What to do. Scan the records and identify every line in which the string "push" occurs, then return those lines.

[Data provided Boundary: Start]

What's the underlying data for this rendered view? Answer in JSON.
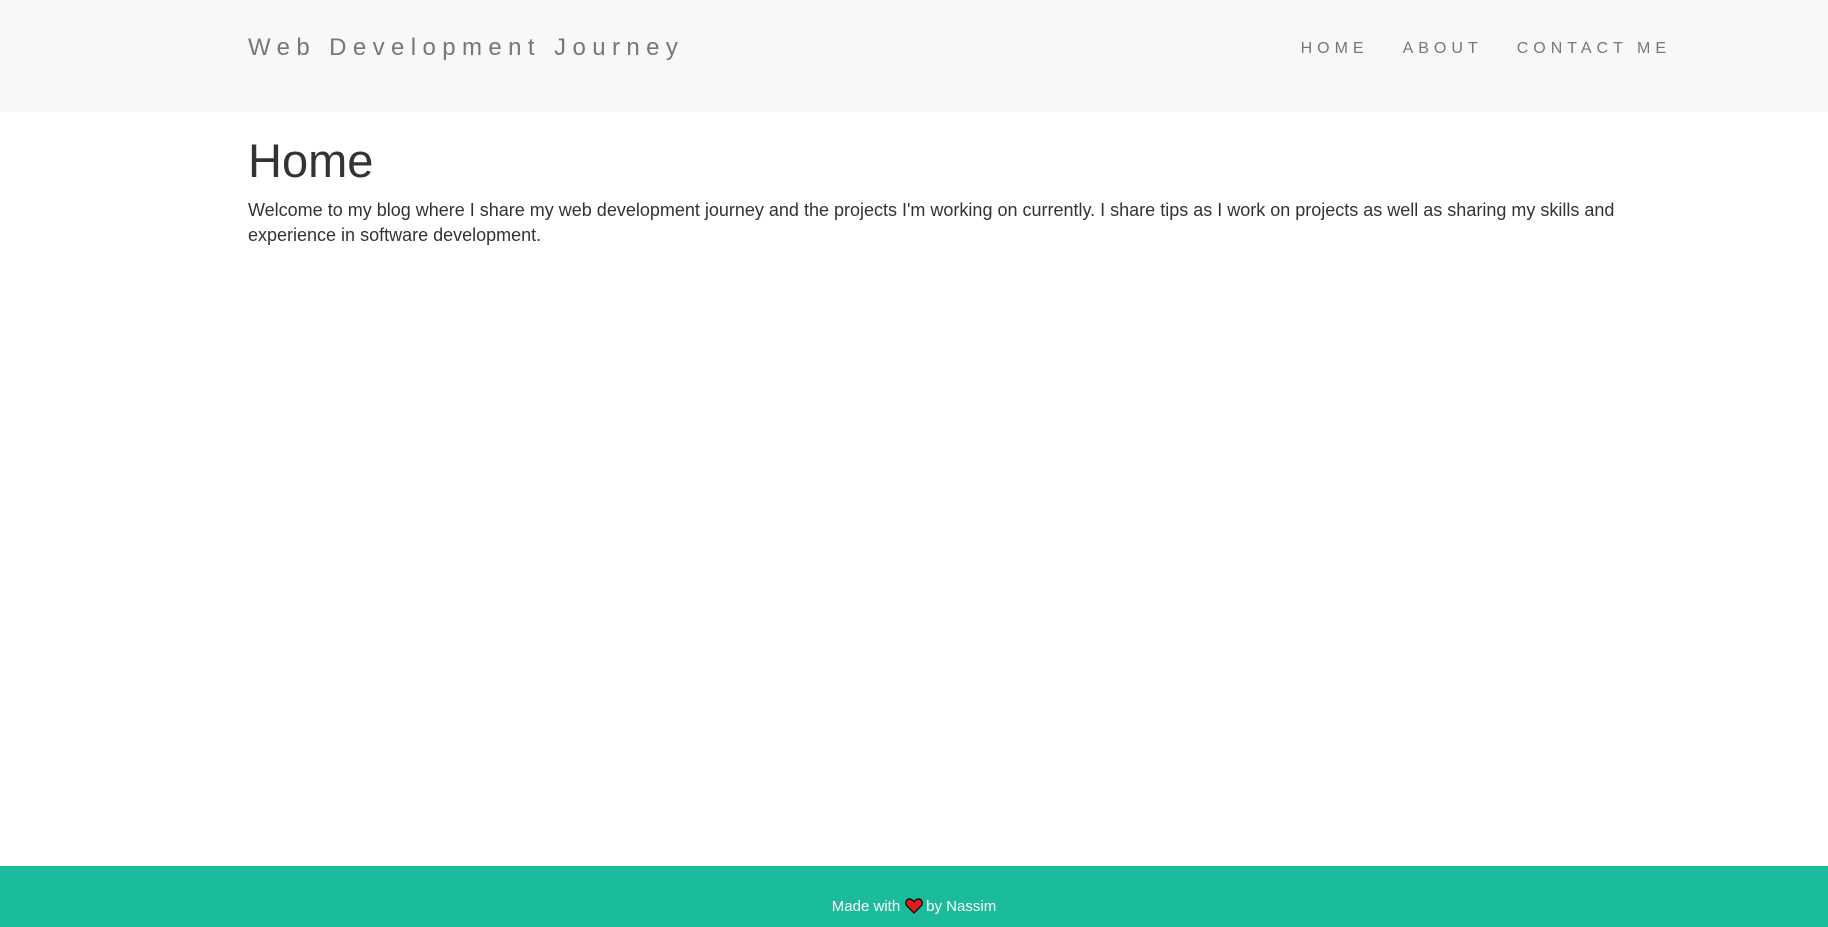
{
  "header": {
    "brand": "Web Development Journey",
    "nav": [
      "HOME",
      "ABOUT",
      "CONTACT ME"
    ]
  },
  "main": {
    "title": "Home",
    "intro": "Welcome to my blog where I share my web development journey and the projects I'm working on currently. I share tips as I work on projects as well as sharing my skills and experience in software development."
  },
  "footer": {
    "made_with": "Made with",
    "icon": "heart-icon",
    "by": "by Nassim"
  },
  "colors": {
    "navbar_bg": "#f8f8f8",
    "nav_text": "#777777",
    "body_text": "#333333",
    "footer_bg": "#1abc9c",
    "heart": "#e31b23"
  }
}
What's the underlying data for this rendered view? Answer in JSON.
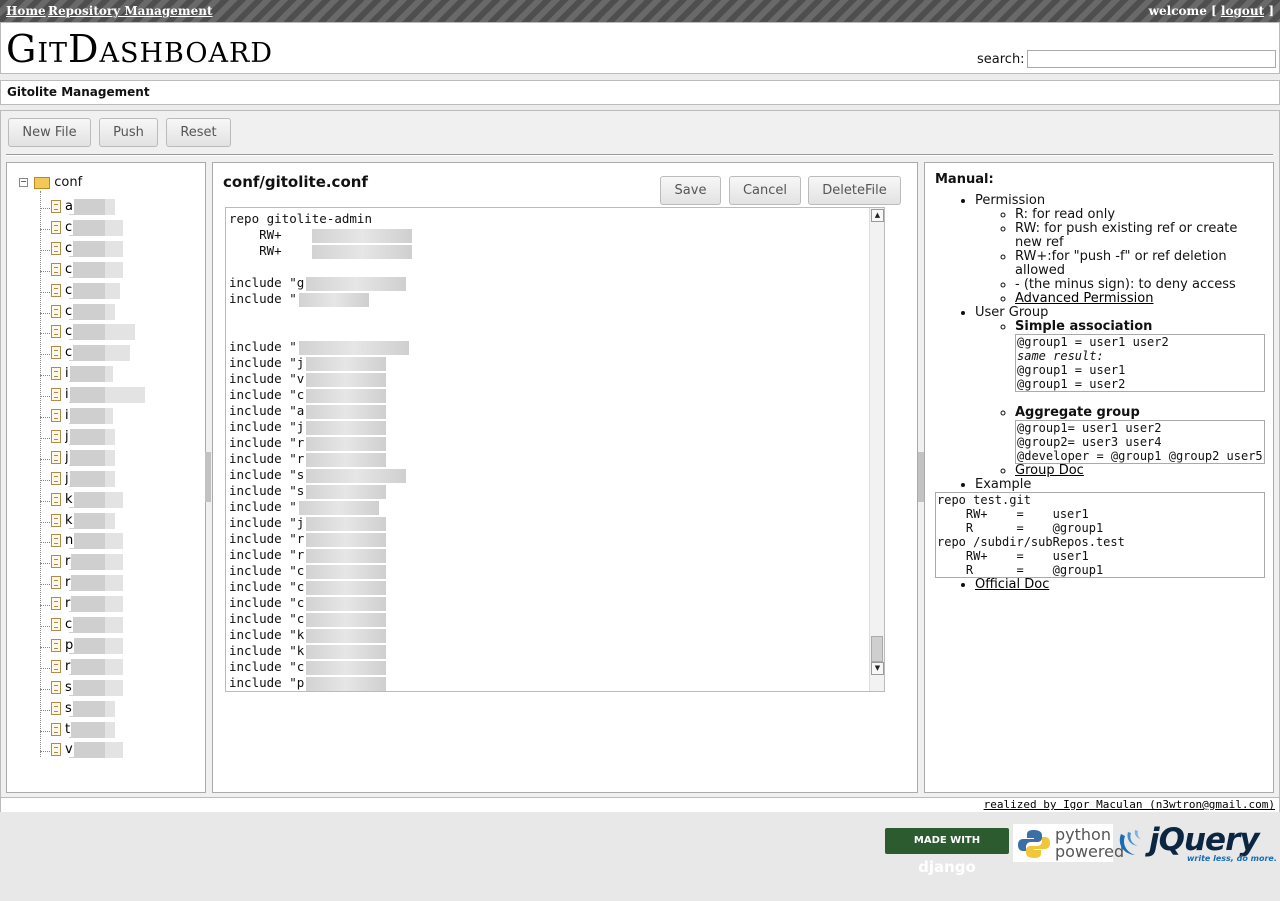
{
  "topnav": {
    "home": "Home",
    "repo_mgmt": "Repository Management",
    "welcome_prefix": "welcome [",
    "logout": "logout",
    "welcome_suffix": "]"
  },
  "header": {
    "logo": "GitDashboard",
    "search_label": "search:",
    "search_value": ""
  },
  "section": {
    "title": "Gitolite Management"
  },
  "toolbar": {
    "new_file": "New File",
    "push": "Push",
    "reset": "Reset"
  },
  "tree": {
    "root_label": "conf",
    "files": [
      "a",
      "c",
      "c",
      "c",
      "c",
      "c",
      "c",
      "c",
      "i",
      "i",
      "i",
      "j",
      "j",
      "j",
      "k",
      "k",
      "n",
      "r",
      "r",
      "r",
      "c",
      "p",
      "r",
      "s",
      "s",
      "t",
      "v"
    ]
  },
  "editor": {
    "title": "conf/gitolite.conf",
    "save": "Save",
    "cancel": "Cancel",
    "delete": "DeleteFile",
    "lines": [
      "repo gitolite-admin",
      "    RW+",
      "    RW+",
      "",
      "include \"g",
      "include \"",
      "",
      "",
      "include \"",
      "include \"j",
      "include \"v",
      "include \"c",
      "include \"a",
      "include \"j",
      "include \"r",
      "include \"r",
      "include \"s",
      "include \"s",
      "include \"",
      "include \"j",
      "include \"r",
      "include \"r",
      "include \"c",
      "include \"c",
      "include \"c",
      "include \"c",
      "include \"k",
      "include \"k",
      "include \"c",
      "include \"p"
    ]
  },
  "manual": {
    "title": "Manual:",
    "permission": "Permission",
    "perm_items": [
      "R: for read only",
      "RW: for push existing ref or create new ref",
      "RW+:for \"push -f\" or ref deletion allowed",
      "- (the minus sign): to deny access"
    ],
    "advanced_link": "Advanced Permission",
    "user_group": "User Group",
    "simple_assoc": "Simple association",
    "simple_code_1": "@group1 = user1 user2",
    "simple_code_2": "same result:",
    "simple_code_3": "@group1 = user1\n@group1 = user2",
    "aggregate": "Aggregate group",
    "aggregate_code": "@group1= user1 user2\n@group2= user3 user4\n@developer = @group1 @group2 user5",
    "group_doc": "Group Doc",
    "example": "Example",
    "example_code": "repo test.git\n    RW+    =    user1\n    R      =    @group1\nrepo /subdir/subRepos.test\n    RW+    =    user1\n    R      =    @group1",
    "official_doc": "Official Doc"
  },
  "footer": {
    "credit": "realized by Igor Maculan (n3wtron@gmail.com)"
  },
  "badges": {
    "django_prefix": "MADE WITH",
    "django": "django",
    "python_1": "python",
    "python_2": "powered",
    "jquery": "jQuery",
    "jquery_tag": "write less, do more."
  }
}
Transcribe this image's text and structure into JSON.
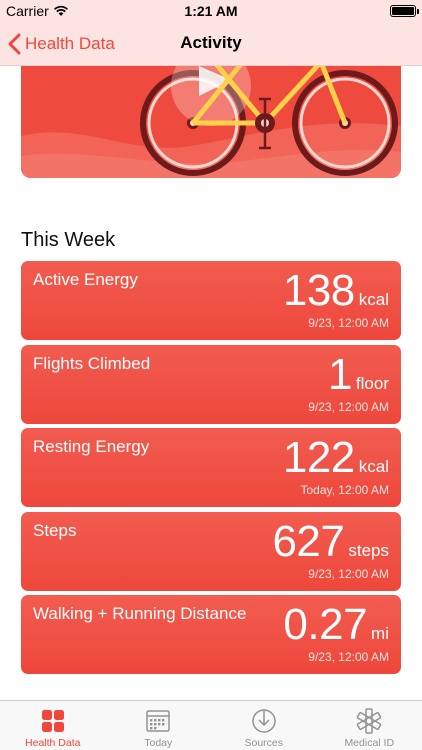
{
  "status_bar": {
    "carrier": "Carrier",
    "time": "1:21 AM"
  },
  "nav": {
    "back_label": "Health Data",
    "title": "Activity"
  },
  "section_title": "This Week",
  "cards": [
    {
      "label": "Active Energy",
      "value": "138",
      "unit": "kcal",
      "date": "9/23, 12:00 AM"
    },
    {
      "label": "Flights Climbed",
      "value": "1",
      "unit": "floor",
      "date": "9/23, 12:00 AM"
    },
    {
      "label": "Resting Energy",
      "value": "122",
      "unit": "kcal",
      "date": "Today, 12:00 AM"
    },
    {
      "label": "Steps",
      "value": "627",
      "unit": "steps",
      "date": "9/23, 12:00 AM"
    },
    {
      "label": "Walking + Running Distance",
      "value": "0.27",
      "unit": "mi",
      "date": "9/23, 12:00 AM"
    }
  ],
  "tabs": [
    {
      "label": "Health Data",
      "icon": "grid-icon",
      "active": true
    },
    {
      "label": "Today",
      "icon": "calendar-icon",
      "active": false
    },
    {
      "label": "Sources",
      "icon": "download-icon",
      "active": false
    },
    {
      "label": "Medical ID",
      "icon": "medical-star-icon",
      "active": false
    }
  ],
  "colors": {
    "accent": "#f0473c",
    "card": "#ef4d41",
    "nav_bg": "#fbe4e1",
    "tab_inactive": "#929292"
  }
}
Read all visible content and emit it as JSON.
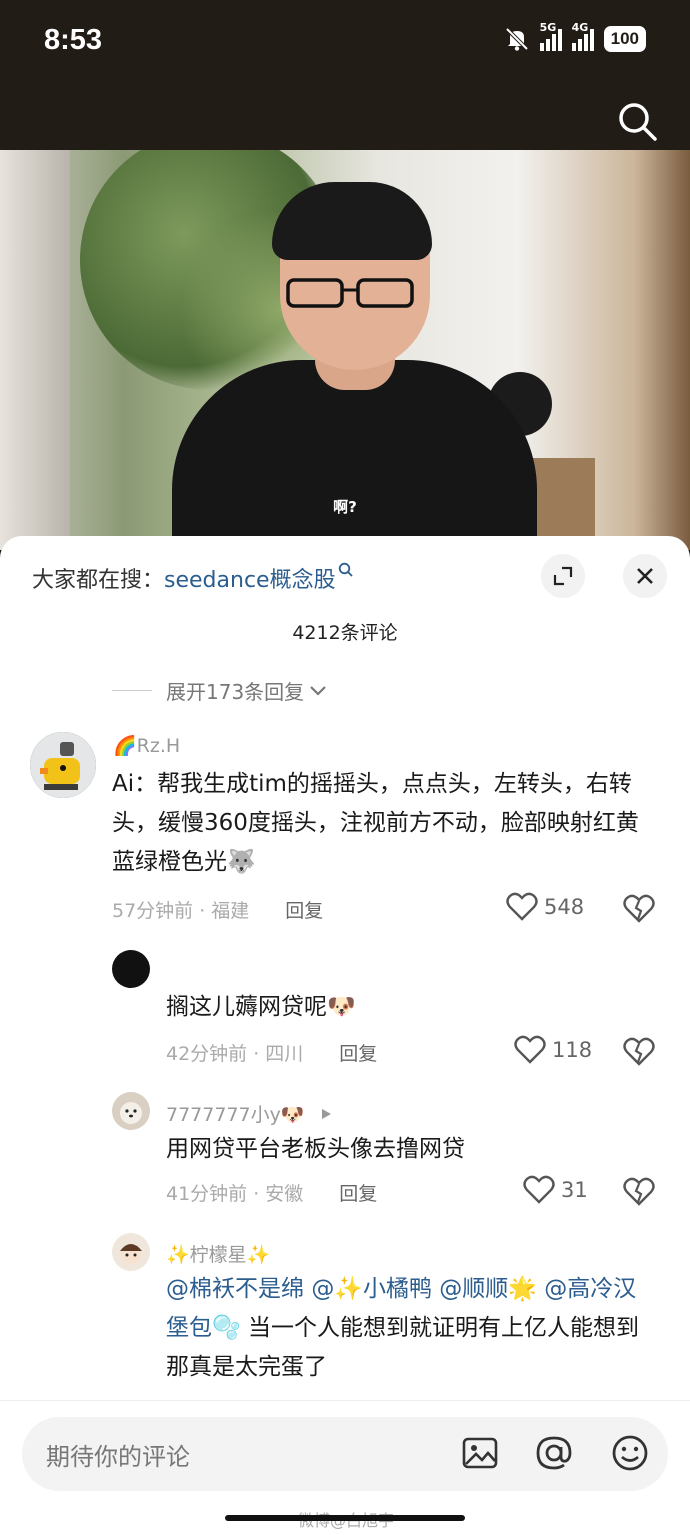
{
  "status_bar": {
    "time": "8:53",
    "network1": "5G",
    "network2": "4G",
    "battery": "100",
    "icons": [
      "bell-off-icon",
      "signal-icon",
      "signal-icon",
      "battery-icon"
    ]
  },
  "video": {
    "subtitle": "啊?"
  },
  "sheet": {
    "search_prefix": "大家都在搜：",
    "search_keyword": "seedance概念股",
    "comment_count": "4212条评论",
    "expand_replies": "展开173条回复"
  },
  "comments": [
    {
      "name": "🌈Rz.H",
      "text": "Ai：帮我生成tim的摇摇头，点点头，左转头，右转头，缓慢360度摇头，注视前方不动，脸部映射红黄蓝绿橙色光🐺",
      "time_location": "57分钟前 · 福建",
      "reply_label": "回复",
      "likes": "548"
    },
    {
      "name": "",
      "text": "搁这儿薅网贷呢🐶",
      "time_location": "42分钟前 · 四川",
      "reply_label": "回复",
      "likes": "118"
    },
    {
      "name": "7777777小y🐶",
      "text": "用网贷平台老板头像去撸网贷",
      "time_location": "41分钟前 · 安徽",
      "reply_label": "回复",
      "likes": "31"
    },
    {
      "name": "✨柠檬星✨",
      "mentions": [
        "@棉袄不是绵",
        "@✨小橘鸭",
        "@顺顺🌟",
        "@高冷汉堡包🫧"
      ],
      "text": "当一个人能想到就证明有上亿人能想到那真是太完蛋了"
    }
  ],
  "input_bar": {
    "placeholder": "期待你的评论",
    "watermark": "微博@白旭宇",
    "icons": [
      "image-icon",
      "at-icon",
      "emoji-icon"
    ]
  }
}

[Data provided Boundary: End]

Result for this task.
    "push": "Push",
      "RW: for push existing ref or create new ref",
      "RW+:for \"push -f\" or ref deletion allowed",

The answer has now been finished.